"The Lady Eve" (1941). Writer/director Preston Sturges created plum roles for Charles Coburn and Barbara Stanwyck as a father and daughter team of cardsharps in this classic comedy. "Colonel" Harrington is a distinguished looking con artist, whose motto is "let us be crooked but never common." His daughter Jean is a willing and skilled accomplice. Together they fleece wealthy pigeons in rigged card games. One of their hunting grounds is a luxury ocean liner, which is where they meet Charles Pike (Henry Fonda), whose family fortune was built on the sales of Pike's Pale Ale. Charles is no Ale executive, however. Instead, he has chosen scholarly pursuits, specializing in the study of snakes. Ironically, he is totally unable to recognize the human snakes who manage to lure him into a fateful card game. Charles fancies himself quite a card player, which makes him a perfect target for Jean and the "Colonel." The complication occurs when Jean unexpectedly finds herself falling for Charles.

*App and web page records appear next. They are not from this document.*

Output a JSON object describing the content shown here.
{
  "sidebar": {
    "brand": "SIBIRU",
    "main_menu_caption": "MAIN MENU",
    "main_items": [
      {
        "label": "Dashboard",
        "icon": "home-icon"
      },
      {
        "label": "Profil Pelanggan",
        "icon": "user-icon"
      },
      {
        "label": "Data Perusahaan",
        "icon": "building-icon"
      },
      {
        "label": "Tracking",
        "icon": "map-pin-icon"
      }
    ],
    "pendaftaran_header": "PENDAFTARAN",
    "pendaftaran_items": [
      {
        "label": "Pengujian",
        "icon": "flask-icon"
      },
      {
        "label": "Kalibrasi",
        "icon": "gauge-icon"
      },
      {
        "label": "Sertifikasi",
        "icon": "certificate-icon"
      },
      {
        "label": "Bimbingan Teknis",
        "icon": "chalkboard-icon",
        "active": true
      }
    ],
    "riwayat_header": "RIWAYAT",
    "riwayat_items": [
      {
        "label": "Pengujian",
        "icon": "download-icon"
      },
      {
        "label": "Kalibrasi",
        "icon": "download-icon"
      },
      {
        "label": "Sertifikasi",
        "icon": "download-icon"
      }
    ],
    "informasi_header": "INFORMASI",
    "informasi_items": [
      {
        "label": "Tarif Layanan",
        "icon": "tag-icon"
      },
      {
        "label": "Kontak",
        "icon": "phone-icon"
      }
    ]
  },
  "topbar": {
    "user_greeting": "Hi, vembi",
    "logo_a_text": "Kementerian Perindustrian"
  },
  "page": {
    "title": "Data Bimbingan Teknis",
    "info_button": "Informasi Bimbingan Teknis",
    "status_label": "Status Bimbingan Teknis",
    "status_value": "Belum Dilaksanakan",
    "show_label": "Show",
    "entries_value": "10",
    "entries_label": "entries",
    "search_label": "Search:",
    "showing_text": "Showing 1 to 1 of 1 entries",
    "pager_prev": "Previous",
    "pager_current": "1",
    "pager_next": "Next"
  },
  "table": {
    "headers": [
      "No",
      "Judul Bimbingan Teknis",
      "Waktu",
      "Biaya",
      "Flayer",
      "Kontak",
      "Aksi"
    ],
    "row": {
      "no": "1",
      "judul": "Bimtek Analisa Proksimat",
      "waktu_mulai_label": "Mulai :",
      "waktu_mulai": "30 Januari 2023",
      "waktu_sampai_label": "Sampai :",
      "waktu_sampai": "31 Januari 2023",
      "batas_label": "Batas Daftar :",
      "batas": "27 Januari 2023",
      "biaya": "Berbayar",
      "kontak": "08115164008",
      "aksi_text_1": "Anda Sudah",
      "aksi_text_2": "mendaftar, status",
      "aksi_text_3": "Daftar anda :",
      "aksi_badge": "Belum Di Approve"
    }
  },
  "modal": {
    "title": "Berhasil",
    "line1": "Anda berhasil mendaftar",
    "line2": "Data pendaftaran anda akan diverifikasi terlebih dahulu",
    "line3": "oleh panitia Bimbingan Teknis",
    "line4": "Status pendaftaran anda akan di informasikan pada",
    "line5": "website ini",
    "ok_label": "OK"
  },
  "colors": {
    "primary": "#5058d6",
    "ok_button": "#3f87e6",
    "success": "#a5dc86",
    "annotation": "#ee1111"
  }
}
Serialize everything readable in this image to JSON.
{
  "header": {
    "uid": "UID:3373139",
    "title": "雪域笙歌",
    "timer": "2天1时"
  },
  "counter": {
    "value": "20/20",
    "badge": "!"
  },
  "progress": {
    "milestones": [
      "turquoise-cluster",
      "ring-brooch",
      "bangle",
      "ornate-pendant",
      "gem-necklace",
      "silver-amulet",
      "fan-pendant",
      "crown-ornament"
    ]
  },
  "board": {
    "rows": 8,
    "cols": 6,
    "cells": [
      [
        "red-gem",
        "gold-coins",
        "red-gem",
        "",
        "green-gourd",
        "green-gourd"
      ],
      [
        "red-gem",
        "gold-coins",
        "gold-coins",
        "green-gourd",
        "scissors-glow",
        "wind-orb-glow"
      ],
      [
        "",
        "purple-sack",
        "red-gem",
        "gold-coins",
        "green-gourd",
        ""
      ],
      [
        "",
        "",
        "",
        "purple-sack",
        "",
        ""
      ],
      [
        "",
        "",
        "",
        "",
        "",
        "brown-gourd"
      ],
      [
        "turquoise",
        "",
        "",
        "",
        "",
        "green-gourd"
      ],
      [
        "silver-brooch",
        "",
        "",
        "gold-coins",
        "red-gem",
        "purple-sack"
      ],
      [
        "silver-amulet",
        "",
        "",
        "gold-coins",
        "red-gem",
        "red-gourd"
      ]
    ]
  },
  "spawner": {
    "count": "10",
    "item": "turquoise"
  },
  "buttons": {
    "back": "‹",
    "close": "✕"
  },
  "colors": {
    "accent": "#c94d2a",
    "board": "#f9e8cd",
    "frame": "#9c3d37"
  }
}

"The Cincinnati Kid" (1965). Walter Tevis's novel "The Hustler," about a young pool shark who takes on the champ before he's ready, had been made into a successful and critically acclaimed film by Robert Rossen in 1961. "The Cincinnati Kid" is a similar story using poker as the game of choice. Steve McQueen plays the title role, a hot young poker player who dominates the game in the New Orleans area. On the national level, Lancey Howard (Edward G. Robinson) is the man to beat, so when Howard comes to town for a private game with a New Orleans high roller a game with The Kid is also arranged. Director Norman Jewison succeeds in making the sedate game as suspenseful in its own way as a car chase. Reproduced below, courtesy of Turner Classic Movies, is the film's promotional trailer.

"A Big Hand For The Little Lady" (1966). The setting is the Laredo territory in 1896. Once a year, in the back room of the local saloon, five of the territory's wealthiest high rollers gather for some serious poker. This year, one has missed his daugher's wedding to be there, while another, an attorney, has walked out on a client who is on trial for his life. The game is observed by a farmer named Meredith (Henry Fonda), who is waiting for his wife Mary (Joanne Woodward) to join him. Meredith has sworn off gambling at Mary's urging, but watching this high stakes card game tempts him beyond his capacity to resist. The next thing he knows he has put up his family's homestead money as an ante to get him into the game. By the time Mary returns and catches him at it, he's $500 in the hole. Overcome by the stress of losing the family's savings and by remorse at having let Mary down, Meredith suffers an apparent heart attack. In desperation, he persuades Mary to play out his hand for him, despite her ignorance of the game. Mary's unorthodox approach to playing out the hand leads to a clever twist ending.

Given that there's only so much that can happen in a card game, you might imagine that the current vogue for televised poker will burn itself out relatively quickly. Maybe so, but I wouldn't bet on it.